The compound that housed Escobar after his surrender contained a soccer field, a gymnasium, a color television, a cellular phone and a computer that he used to continue running his drug business.
The Colombian press feasted on the details of Escobar’s life in prison, and after his escape the popularity of Gaviria went into a free fall, dropping from a 79% approval rating in January, 1992, to 22% in January, 1993. But polls conducted less than two weeks ago gave him an approval rating of 46%.

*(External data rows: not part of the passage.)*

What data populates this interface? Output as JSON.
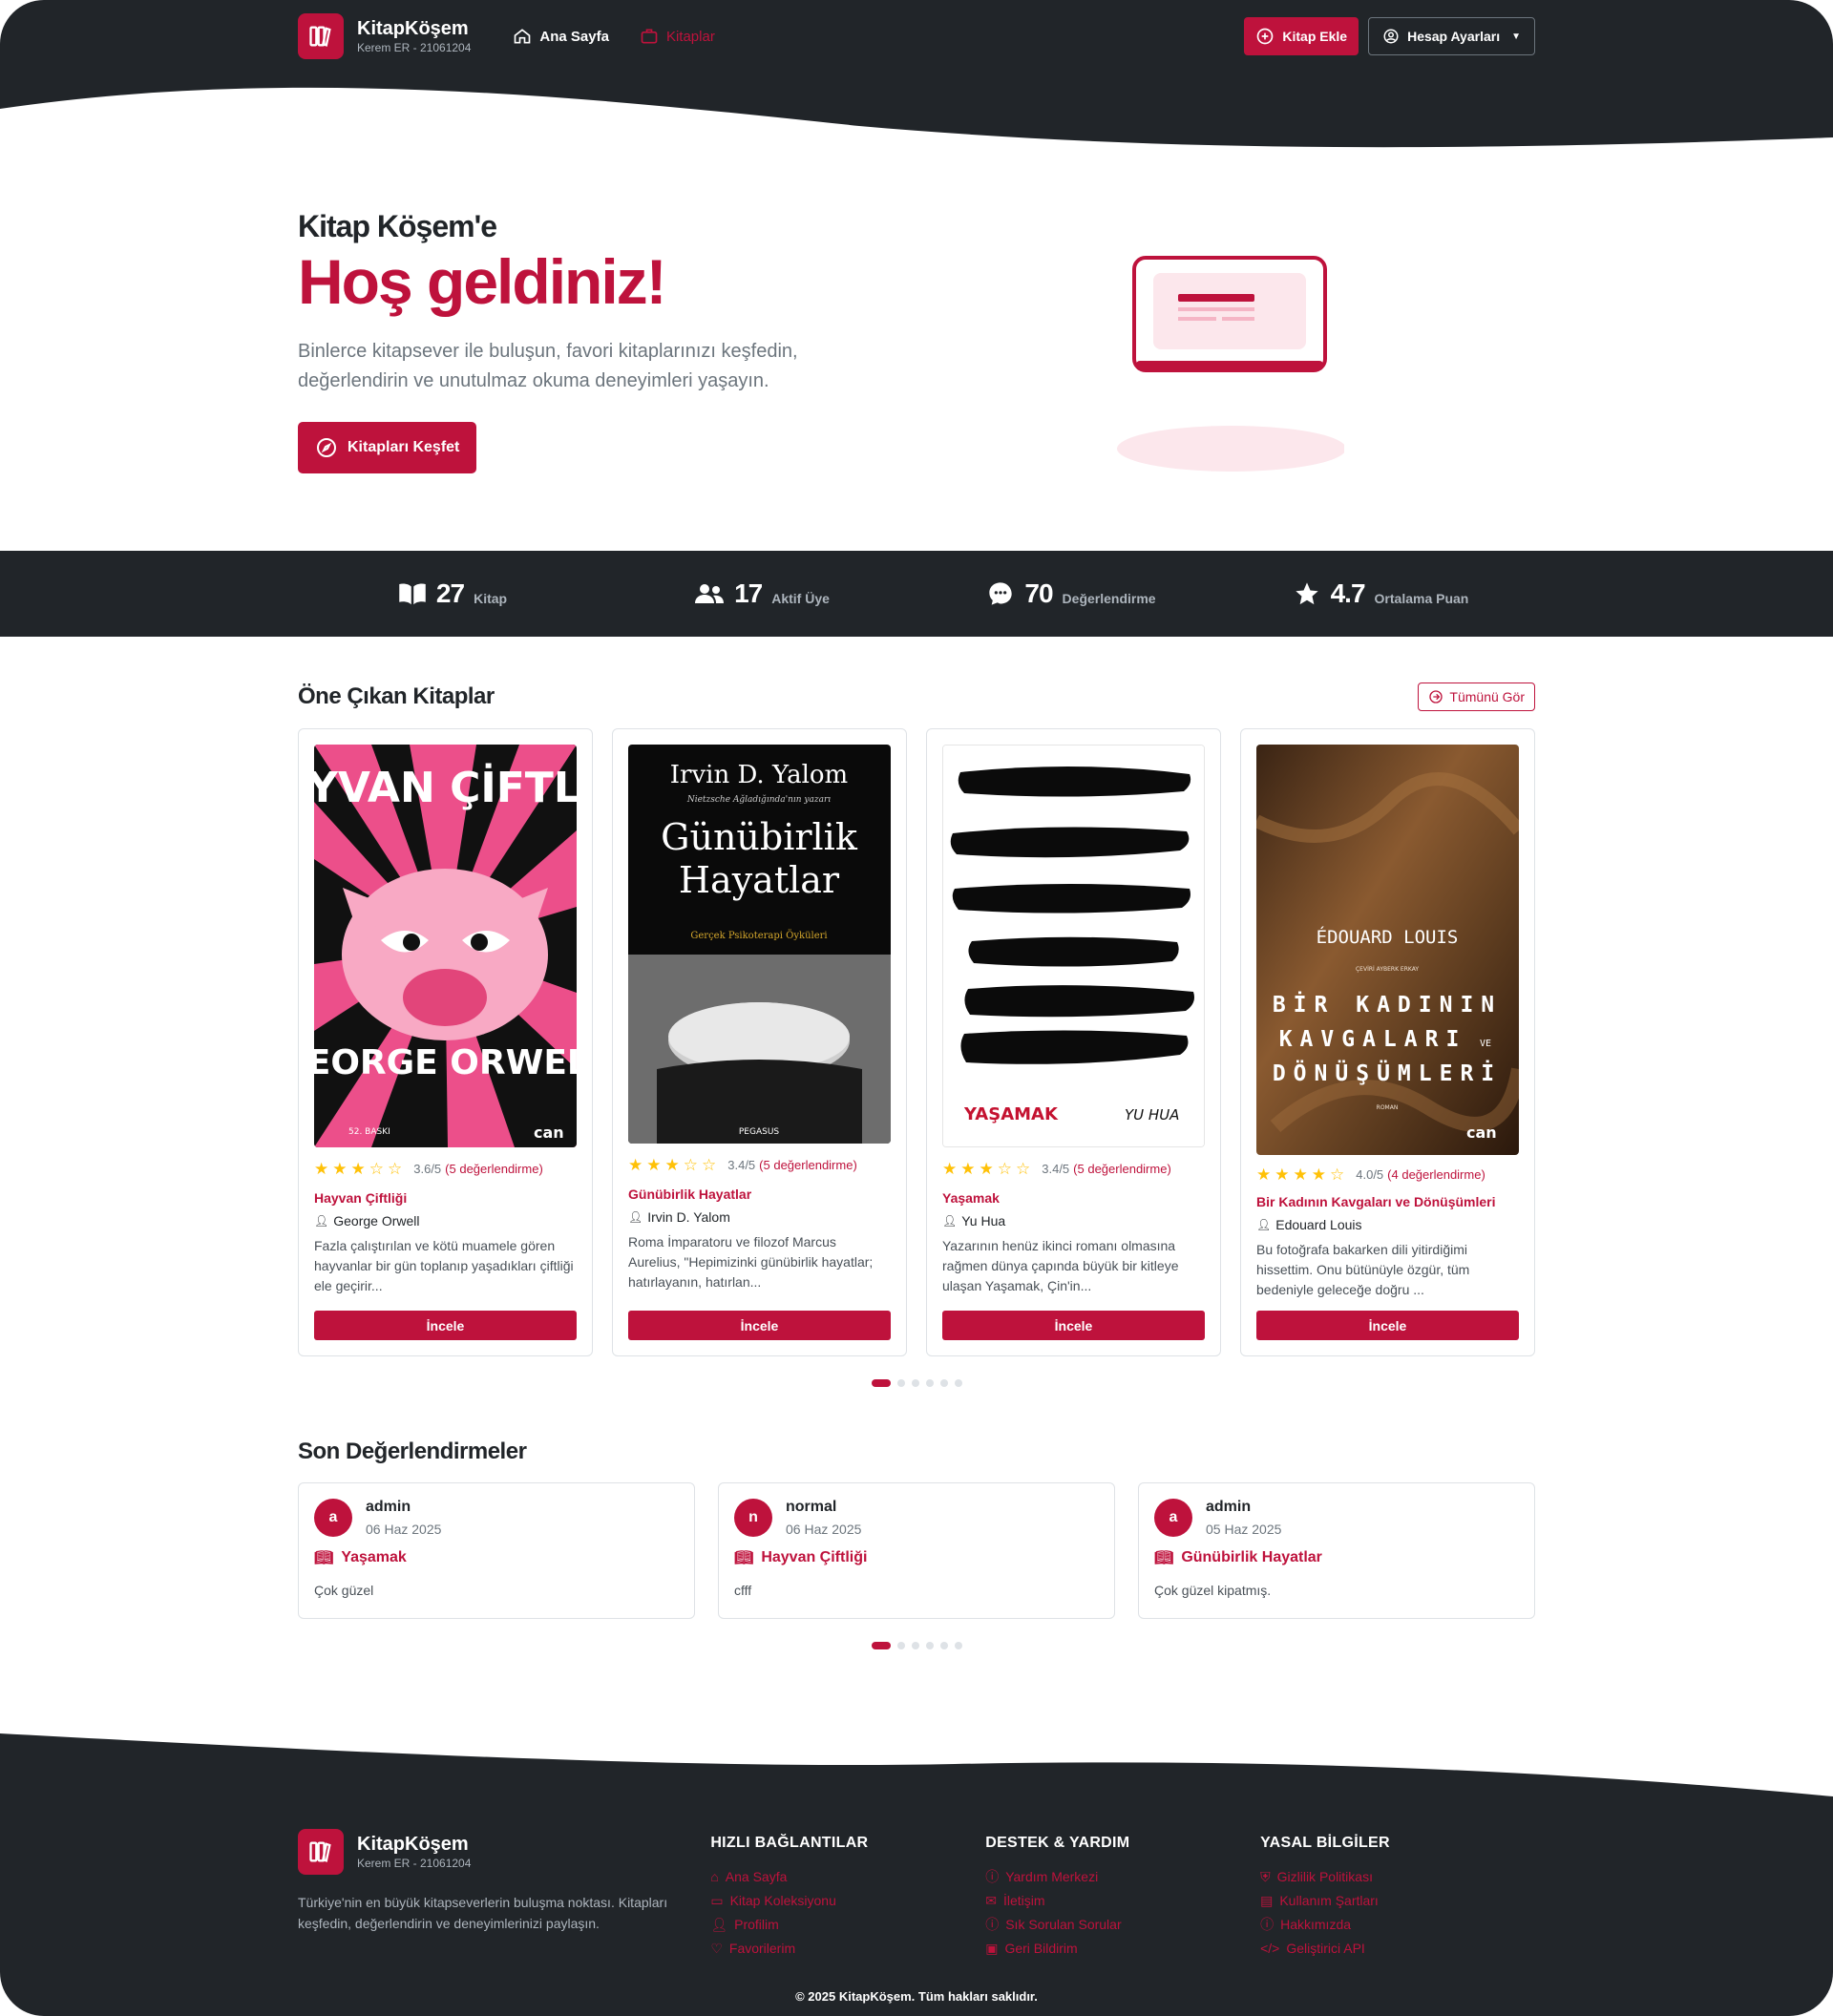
{
  "header": {
    "brand_name": "KitapKöşem",
    "brand_sub": "Kerem ER - 21061204",
    "nav": [
      {
        "label": "Ana Sayfa",
        "icon": "home-icon"
      },
      {
        "label": "Kitaplar",
        "icon": "briefcase-icon"
      }
    ],
    "add_book_label": "Kitap Ekle",
    "account_label": "Hesap Ayarları"
  },
  "hero": {
    "pre_title": "Kitap Köşem'e",
    "title": "Hoş geldiniz!",
    "description": "Binlerce kitapsever ile buluşun, favori kitaplarınızı keşfedin, değerlendirin ve unutulmaz okuma deneyimleri yaşayın.",
    "button_label": "Kitapları Keşfet"
  },
  "stats": [
    {
      "value": "27",
      "label": "Kitap",
      "icon": "book-icon"
    },
    {
      "value": "17",
      "label": "Aktif Üye",
      "icon": "users-icon"
    },
    {
      "value": "70",
      "label": "Değerlendirme",
      "icon": "chat-icon"
    },
    {
      "value": "4.7",
      "label": "Ortalama Puan",
      "icon": "star-icon"
    }
  ],
  "featured": {
    "title": "Öne Çıkan Kitaplar",
    "see_all_label": "Tümünü Gör",
    "review_button": "İncele",
    "books": [
      {
        "title": "Hayvan Çiftliği",
        "author": "George Orwell",
        "rating_text": "3.6/5",
        "count_text": "(5 değerlendirme)",
        "stars": 3,
        "desc": "Fazla çalıştırılan ve kötü muamele gören hayvanlar bir gün toplanıp yaşadıkları çiftliği ele geçirir...",
        "cover_top": "HAYVAN ÇİFTLİĞİ",
        "cover_bottom": "GEORGE ORWELL",
        "cover_small": "52. BASKI",
        "cover_publisher": "can"
      },
      {
        "title": "Günübirlik Hayatlar",
        "author": "Irvin D. Yalom",
        "rating_text": "3.4/5",
        "count_text": "(5 değerlendirme)",
        "stars": 3,
        "desc": "Roma İmparatoru ve filozof Marcus Aurelius, \"Hepimizinki günübirlik hayatlar; hatırlayanın, hatırlan...",
        "cover_top": "Irvin D. Yalom",
        "cover_sub": "Nietzsche Ağladığında'nın yazarı",
        "cover_mid": "Günübirlik Hayatlar",
        "cover_small": "Gerçek Psikoterapi Öyküleri",
        "cover_publisher": "PEGASUS"
      },
      {
        "title": "Yaşamak",
        "author": "Yu Hua",
        "rating_text": "3.4/5",
        "count_text": "(5 değerlendirme)",
        "stars": 3,
        "desc": "Yazarının henüz ikinci romanı olmasına rağmen dünya çapında büyük bir kitleye ulaşan Yaşamak, Çin'in...",
        "cover_top": "YAŞAMAK",
        "cover_bottom": "YU HUA"
      },
      {
        "title": "Bir Kadının Kavgaları ve Dönüşümleri",
        "author": "Edouard Louis",
        "rating_text": "4.0/5",
        "count_text": "(4 değerlendirme)",
        "stars": 4,
        "desc": "Bu fotoğrafa bakarken dili yitirdiğimi hissettim. Onu bütünüyle özgür, tüm bedeniyle geleceğe doğru ...",
        "cover_top": "ÉDOUARD LOUIS",
        "cover_small": "ÇEVİRİ AYBERK ERKAY",
        "cover_l1": "BİR KADININ",
        "cover_l2": "KAVGALARI",
        "cover_l2b": "VE",
        "cover_l3": "DÖNÜŞÜMLERİ",
        "cover_roman": "ROMAN",
        "cover_publisher": "can"
      }
    ]
  },
  "reviews": {
    "title": "Son Değerlendirmeler",
    "items": [
      {
        "initial": "a",
        "user": "admin",
        "date": "06 Haz 2025",
        "book": "Yaşamak",
        "text": "Çok güzel"
      },
      {
        "initial": "n",
        "user": "normal",
        "date": "06 Haz 2025",
        "book": "Hayvan Çiftliği",
        "text": "cfff"
      },
      {
        "initial": "a",
        "user": "admin",
        "date": "05 Haz 2025",
        "book": "Günübirlik Hayatlar",
        "text": "Çok güzel kipatmış."
      }
    ]
  },
  "footer": {
    "brand_name": "KitapKöşem",
    "brand_sub": "Kerem ER - 21061204",
    "description": "Türkiye'nin en büyük kitapseverlerin buluşma noktası. Kitapları keşfedin, değerlendirin ve deneyimlerinizi paylaşın.",
    "columns": [
      {
        "title": "HIZLI BAĞLANTILAR",
        "links": [
          {
            "label": "Ana Sayfa",
            "icon": "home-icon"
          },
          {
            "label": "Kitap Koleksiyonu",
            "icon": "briefcase-icon"
          },
          {
            "label": "Profilim",
            "icon": "user-icon"
          },
          {
            "label": "Favorilerim",
            "icon": "heart-icon"
          }
        ]
      },
      {
        "title": "DESTEK & YARDIM",
        "links": [
          {
            "label": "Yardım Merkezi",
            "icon": "question-icon"
          },
          {
            "label": "İletişim",
            "icon": "mail-icon"
          },
          {
            "label": "Sık Sorulan Sorular",
            "icon": "question-icon"
          },
          {
            "label": "Geri Bildirim",
            "icon": "feedback-icon"
          }
        ]
      },
      {
        "title": "YASAL BİLGİLER",
        "links": [
          {
            "label": "Gizlilik Politikası",
            "icon": "shield-icon"
          },
          {
            "label": "Kullanım Şartları",
            "icon": "document-icon"
          },
          {
            "label": "Hakkımızda",
            "icon": "info-icon"
          },
          {
            "label": "Geliştirici API",
            "icon": "code-icon"
          }
        ]
      }
    ],
    "copyright": "© 2025 KitapKöşem. Tüm hakları saklıdır."
  },
  "colors": {
    "accent": "#be123c",
    "dark": "#212529",
    "star": "#ffc107"
  }
}
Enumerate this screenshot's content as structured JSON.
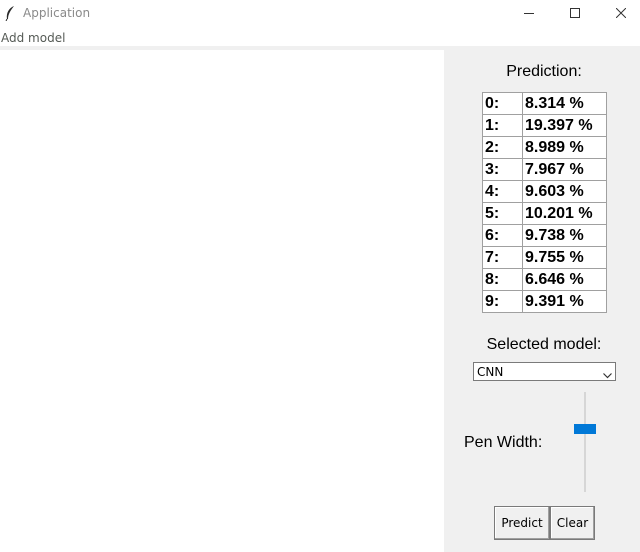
{
  "window": {
    "title": "Application",
    "icons": {
      "app": "feather-icon",
      "minimize": "minimize-icon",
      "maximize": "maximize-icon",
      "close": "close-icon"
    }
  },
  "menu": {
    "items": [
      {
        "label": "Add model"
      }
    ]
  },
  "prediction": {
    "title": "Prediction:",
    "rows": [
      {
        "digit": "0:",
        "value": "8.314 %"
      },
      {
        "digit": "1:",
        "value": "19.397 %"
      },
      {
        "digit": "2:",
        "value": "8.989 %"
      },
      {
        "digit": "3:",
        "value": "7.967 %"
      },
      {
        "digit": "4:",
        "value": "9.603 %"
      },
      {
        "digit": "5:",
        "value": "10.201 %"
      },
      {
        "digit": "6:",
        "value": "9.738 %"
      },
      {
        "digit": "7:",
        "value": "9.755 %"
      },
      {
        "digit": "8:",
        "value": "6.646 %"
      },
      {
        "digit": "9:",
        "value": "9.391 %"
      }
    ]
  },
  "model": {
    "label": "Selected model:",
    "selected": "CNN"
  },
  "pen": {
    "label": "Pen Width:",
    "level": 0.35
  },
  "buttons": {
    "predict": "Predict",
    "clear": "Clear"
  },
  "colors": {
    "accent": "#0078d7",
    "panel_bg": "#f0f0f0",
    "canvas_bg": "#ffffff"
  }
}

Many critics argue that during his time on the run, Escobar faced more pressure from a group of drug traffickers who had defected from his organization and from the Cali cartel than he faced from the government. His enemies formed an organization called “People Persecuted by Pablo Escobar” (PEPES) and launched a wave of ruthless attacks on Escobar’s associates and family, killing several of his lawyers and drug traffickers.
The pressure was so great that Escobar offered to turn himself in again on March 3 if the U.S. Embassy would guarantee protection to his family. The U.S. Embassy in Bogota refused the request.
Escobar’s wife and children sought refuge in Germany last week but were sent back to Colombia. They are reported to be staying under government guard at the Tequendama luxury hotel in Bogota.
During the 16 months when the drug lord was a fugitive, security forces found his various houses, complete with secret rooms and passageways, but Escobar always vanished before security forces could find him. Sometimes his bed was still warm.
By the end of March, the bulk of the Medellin cartel had been destroyed in nearly 10,000 raids and by the killing of 80 cartel members by security forces. Escobar’s days seemed numbered. But the failure of the police and army to capture him led to speculation here about corruption in the ranks.
Observers here regard Escobar largely as a symbol of Colombia’s inability to stem the spiral of drug-related violence. Journalist Antonio Caballero wrote in a column in the magazine Semana before Escobar died that even if the police managed to put an end to his activities, nothing would change. “The assassinations, the bribes, the violence and the corruption will continue, because the business (drug trafficking) will continue,” he said.
“The only novelty,” he added, “is that with Pablo Escobar dead there will be no one to blame for everything that happens.”
Escobar’s funeral is scheduled to be held today in Medellin.